DATA SUPPLIED Start Marker

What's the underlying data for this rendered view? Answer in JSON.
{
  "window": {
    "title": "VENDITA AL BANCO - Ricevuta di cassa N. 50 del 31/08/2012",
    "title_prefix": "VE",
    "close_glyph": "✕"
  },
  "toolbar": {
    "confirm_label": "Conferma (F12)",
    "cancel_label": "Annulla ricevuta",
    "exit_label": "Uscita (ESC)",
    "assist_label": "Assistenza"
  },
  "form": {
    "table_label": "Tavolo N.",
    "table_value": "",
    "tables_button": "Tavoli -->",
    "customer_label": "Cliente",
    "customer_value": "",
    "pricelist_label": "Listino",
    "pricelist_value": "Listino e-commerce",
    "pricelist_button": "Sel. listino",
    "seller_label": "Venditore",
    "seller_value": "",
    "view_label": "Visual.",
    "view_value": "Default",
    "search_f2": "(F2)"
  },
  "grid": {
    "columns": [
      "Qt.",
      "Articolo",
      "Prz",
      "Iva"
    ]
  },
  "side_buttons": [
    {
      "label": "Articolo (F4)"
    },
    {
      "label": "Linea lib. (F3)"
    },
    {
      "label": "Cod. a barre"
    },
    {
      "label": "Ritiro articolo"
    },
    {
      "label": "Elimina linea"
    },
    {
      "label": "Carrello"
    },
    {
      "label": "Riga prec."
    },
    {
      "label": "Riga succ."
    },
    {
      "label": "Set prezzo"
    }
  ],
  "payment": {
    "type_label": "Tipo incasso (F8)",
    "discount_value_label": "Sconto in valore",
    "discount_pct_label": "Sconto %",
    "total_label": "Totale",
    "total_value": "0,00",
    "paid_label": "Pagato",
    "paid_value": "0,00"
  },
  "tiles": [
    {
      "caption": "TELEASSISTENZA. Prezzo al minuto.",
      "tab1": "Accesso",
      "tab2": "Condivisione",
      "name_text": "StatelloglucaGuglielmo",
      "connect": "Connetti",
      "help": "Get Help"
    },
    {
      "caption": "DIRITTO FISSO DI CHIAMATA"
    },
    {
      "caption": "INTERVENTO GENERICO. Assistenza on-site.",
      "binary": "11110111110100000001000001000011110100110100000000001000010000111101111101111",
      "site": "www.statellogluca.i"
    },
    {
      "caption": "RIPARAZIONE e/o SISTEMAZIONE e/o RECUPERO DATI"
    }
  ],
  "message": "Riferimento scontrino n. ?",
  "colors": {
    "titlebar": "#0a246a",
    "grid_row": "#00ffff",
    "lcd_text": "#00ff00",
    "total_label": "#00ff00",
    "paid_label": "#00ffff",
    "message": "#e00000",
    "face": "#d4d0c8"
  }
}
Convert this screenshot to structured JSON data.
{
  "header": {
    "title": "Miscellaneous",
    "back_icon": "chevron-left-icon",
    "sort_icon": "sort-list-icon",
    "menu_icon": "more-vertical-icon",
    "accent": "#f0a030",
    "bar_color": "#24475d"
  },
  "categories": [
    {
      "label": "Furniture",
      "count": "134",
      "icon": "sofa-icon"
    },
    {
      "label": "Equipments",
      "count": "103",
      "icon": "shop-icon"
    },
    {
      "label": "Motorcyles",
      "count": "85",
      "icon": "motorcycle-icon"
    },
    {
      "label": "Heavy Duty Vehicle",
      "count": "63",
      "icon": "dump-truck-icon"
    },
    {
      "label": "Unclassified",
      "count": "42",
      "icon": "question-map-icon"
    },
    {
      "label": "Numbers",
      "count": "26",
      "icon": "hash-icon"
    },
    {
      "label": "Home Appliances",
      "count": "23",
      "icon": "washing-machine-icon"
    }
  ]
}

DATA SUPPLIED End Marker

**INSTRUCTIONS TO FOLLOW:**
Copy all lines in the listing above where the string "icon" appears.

**FINISHED TASK:**
    "back_icon": "chevron-left-icon",
    "sort_icon": "sort-list-icon",
    "menu_icon": "more-vertical-icon",
      "icon": "sofa-icon"
      "icon": "shop-icon"
      "icon": "motorcycle-icon"
      "icon": "dump-truck-icon"
      "icon": "question-map-icon"
      "icon": "hash-icon"
      "icon": "washing-machine-icon"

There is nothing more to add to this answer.